◆ **Supplied information**:
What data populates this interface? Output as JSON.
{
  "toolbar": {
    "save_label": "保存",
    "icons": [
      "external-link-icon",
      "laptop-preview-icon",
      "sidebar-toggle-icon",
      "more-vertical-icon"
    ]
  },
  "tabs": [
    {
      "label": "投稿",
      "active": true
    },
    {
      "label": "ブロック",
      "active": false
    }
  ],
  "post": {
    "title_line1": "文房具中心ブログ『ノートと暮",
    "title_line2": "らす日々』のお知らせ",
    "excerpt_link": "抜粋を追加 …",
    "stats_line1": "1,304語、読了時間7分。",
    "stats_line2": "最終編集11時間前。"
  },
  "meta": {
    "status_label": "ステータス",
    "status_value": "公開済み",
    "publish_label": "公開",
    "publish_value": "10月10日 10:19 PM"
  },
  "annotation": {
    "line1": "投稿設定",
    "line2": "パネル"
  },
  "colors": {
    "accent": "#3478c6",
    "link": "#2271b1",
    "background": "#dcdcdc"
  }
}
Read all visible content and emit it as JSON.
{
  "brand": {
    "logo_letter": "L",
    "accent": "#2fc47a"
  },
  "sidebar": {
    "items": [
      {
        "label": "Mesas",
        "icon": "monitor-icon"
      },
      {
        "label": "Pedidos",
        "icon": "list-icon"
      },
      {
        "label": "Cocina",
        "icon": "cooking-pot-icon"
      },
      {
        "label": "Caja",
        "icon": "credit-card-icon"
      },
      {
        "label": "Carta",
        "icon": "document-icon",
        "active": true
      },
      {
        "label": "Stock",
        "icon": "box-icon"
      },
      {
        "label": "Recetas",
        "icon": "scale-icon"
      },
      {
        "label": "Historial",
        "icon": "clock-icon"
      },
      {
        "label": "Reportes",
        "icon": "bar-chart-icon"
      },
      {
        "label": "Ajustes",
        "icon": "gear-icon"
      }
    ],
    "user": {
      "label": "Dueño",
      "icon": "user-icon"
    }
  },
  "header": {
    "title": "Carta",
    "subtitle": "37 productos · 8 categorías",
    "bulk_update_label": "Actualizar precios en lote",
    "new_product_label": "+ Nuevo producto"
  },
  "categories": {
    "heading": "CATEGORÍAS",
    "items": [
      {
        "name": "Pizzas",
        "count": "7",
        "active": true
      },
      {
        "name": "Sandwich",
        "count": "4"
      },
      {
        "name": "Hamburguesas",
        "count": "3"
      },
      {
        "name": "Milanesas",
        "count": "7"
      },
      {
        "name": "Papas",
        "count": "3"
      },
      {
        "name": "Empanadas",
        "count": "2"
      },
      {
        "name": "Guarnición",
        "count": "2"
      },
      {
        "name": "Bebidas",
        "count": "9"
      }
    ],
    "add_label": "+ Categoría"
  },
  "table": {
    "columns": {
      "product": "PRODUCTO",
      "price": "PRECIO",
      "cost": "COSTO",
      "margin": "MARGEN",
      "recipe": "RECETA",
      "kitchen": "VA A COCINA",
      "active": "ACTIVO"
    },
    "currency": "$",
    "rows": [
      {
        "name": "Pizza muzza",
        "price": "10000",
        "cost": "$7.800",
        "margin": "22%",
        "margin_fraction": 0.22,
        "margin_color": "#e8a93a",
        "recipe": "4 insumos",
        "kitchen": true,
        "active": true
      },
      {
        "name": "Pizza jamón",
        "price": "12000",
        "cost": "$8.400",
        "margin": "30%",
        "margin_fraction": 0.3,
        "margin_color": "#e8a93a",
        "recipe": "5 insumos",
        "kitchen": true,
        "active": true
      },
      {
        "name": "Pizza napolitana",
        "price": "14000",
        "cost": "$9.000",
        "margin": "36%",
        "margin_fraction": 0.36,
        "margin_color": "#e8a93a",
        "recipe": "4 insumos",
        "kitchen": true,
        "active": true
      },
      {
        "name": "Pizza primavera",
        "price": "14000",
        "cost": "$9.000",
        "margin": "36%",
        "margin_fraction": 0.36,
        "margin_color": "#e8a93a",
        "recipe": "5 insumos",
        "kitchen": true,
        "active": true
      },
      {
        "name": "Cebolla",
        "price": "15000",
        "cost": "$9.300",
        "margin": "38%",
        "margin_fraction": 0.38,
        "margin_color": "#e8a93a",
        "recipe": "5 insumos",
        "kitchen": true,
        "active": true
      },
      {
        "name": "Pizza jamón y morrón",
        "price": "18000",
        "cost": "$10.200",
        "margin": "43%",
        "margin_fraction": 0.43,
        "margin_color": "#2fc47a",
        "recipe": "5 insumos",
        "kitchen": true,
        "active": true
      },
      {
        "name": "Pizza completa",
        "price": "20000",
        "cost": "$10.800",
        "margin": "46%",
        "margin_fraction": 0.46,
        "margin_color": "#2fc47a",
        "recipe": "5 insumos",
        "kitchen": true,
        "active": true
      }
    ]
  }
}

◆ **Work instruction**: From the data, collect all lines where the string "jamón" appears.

◆ **Answer area**:
        "name": "Pizza jamón",
        "name": "Pizza jamón y morrón",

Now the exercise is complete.